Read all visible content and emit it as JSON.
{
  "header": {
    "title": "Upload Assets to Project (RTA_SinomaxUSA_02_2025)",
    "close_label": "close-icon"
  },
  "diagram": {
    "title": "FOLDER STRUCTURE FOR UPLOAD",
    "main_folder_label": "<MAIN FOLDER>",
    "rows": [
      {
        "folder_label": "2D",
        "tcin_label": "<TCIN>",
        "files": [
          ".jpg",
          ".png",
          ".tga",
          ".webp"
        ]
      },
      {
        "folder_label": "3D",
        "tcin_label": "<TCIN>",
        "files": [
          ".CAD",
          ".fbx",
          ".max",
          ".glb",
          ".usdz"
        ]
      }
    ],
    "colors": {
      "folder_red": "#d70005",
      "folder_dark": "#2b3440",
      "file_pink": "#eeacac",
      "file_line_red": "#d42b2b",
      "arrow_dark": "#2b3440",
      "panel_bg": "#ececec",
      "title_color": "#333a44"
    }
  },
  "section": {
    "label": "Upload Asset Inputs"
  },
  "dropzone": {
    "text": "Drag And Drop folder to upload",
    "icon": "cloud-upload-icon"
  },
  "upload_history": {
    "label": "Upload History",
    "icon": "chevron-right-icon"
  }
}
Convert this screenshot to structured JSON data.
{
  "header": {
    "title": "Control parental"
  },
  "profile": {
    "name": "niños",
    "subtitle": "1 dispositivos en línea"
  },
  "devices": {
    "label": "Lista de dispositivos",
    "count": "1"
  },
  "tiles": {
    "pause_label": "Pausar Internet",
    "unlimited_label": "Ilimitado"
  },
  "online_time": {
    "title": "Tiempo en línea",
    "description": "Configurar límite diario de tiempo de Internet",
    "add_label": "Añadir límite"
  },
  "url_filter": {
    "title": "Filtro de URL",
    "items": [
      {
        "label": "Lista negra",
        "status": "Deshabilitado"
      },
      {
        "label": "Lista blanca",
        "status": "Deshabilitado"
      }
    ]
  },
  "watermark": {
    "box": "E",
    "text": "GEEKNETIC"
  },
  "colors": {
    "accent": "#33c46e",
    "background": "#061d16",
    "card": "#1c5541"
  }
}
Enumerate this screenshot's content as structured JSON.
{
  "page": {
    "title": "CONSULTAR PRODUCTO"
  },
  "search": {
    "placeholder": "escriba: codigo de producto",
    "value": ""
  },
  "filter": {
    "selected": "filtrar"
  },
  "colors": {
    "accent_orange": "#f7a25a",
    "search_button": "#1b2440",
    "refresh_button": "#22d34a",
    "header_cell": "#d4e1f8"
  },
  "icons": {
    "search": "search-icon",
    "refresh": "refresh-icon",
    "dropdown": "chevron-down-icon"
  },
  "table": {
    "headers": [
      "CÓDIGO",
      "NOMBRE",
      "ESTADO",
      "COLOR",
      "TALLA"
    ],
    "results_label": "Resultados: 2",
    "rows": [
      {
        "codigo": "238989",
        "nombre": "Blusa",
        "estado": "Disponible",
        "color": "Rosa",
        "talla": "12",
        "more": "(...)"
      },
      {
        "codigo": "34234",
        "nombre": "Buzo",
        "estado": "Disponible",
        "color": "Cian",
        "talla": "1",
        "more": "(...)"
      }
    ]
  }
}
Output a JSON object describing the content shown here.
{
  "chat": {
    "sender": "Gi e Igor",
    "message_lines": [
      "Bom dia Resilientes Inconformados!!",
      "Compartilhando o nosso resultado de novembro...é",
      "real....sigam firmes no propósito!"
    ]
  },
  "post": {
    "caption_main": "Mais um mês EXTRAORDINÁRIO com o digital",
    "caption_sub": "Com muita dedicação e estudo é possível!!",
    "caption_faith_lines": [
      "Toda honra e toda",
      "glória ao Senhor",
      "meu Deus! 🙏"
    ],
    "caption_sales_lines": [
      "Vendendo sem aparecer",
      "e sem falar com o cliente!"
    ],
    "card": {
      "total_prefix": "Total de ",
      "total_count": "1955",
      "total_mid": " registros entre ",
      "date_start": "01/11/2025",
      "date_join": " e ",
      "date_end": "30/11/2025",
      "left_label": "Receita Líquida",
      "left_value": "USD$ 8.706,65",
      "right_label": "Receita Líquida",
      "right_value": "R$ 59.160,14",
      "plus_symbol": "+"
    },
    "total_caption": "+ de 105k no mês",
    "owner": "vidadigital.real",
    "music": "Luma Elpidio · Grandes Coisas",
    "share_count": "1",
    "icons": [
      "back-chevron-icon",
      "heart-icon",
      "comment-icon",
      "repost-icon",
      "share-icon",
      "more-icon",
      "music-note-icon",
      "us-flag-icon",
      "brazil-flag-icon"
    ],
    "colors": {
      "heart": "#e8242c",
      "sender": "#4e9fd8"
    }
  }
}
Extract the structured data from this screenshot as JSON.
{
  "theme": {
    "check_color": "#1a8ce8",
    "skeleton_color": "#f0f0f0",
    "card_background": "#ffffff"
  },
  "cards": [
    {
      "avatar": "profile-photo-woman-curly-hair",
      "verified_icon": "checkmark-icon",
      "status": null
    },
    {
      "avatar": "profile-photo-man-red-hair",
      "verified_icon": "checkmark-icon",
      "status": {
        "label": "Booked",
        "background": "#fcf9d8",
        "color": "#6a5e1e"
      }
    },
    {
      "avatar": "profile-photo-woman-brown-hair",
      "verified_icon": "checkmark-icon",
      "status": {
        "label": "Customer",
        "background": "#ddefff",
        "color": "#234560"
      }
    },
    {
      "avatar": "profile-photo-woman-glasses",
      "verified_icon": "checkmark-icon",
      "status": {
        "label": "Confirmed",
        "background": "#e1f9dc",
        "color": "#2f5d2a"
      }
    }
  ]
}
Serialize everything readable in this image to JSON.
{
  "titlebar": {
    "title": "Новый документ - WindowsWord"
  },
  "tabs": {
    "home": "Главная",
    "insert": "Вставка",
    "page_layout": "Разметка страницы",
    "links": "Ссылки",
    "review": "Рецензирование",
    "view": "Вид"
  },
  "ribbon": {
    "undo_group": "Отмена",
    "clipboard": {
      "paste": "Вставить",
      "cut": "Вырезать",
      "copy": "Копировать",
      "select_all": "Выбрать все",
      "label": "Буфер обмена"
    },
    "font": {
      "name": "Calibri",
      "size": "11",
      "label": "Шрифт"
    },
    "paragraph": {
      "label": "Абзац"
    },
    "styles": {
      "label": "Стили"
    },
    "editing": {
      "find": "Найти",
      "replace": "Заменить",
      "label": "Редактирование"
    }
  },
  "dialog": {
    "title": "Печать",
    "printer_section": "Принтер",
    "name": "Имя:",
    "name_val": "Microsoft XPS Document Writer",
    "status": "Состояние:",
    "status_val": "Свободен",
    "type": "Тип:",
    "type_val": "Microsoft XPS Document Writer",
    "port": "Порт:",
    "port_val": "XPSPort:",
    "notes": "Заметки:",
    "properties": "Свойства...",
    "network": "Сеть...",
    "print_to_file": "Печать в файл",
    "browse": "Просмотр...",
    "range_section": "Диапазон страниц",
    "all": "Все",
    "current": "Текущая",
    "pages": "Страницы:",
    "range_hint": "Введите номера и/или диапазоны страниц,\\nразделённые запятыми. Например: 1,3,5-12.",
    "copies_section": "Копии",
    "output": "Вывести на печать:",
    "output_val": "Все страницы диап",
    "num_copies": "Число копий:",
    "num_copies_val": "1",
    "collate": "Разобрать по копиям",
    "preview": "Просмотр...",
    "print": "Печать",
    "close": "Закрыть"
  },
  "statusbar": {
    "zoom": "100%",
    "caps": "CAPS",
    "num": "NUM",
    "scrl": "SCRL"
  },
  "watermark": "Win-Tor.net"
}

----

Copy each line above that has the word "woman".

*ANSWER BOX:*
      "avatar": "profile-photo-woman-curly-hair",
      "avatar": "profile-photo-woman-brown-hair",
      "avatar": "profile-photo-woman-glasses",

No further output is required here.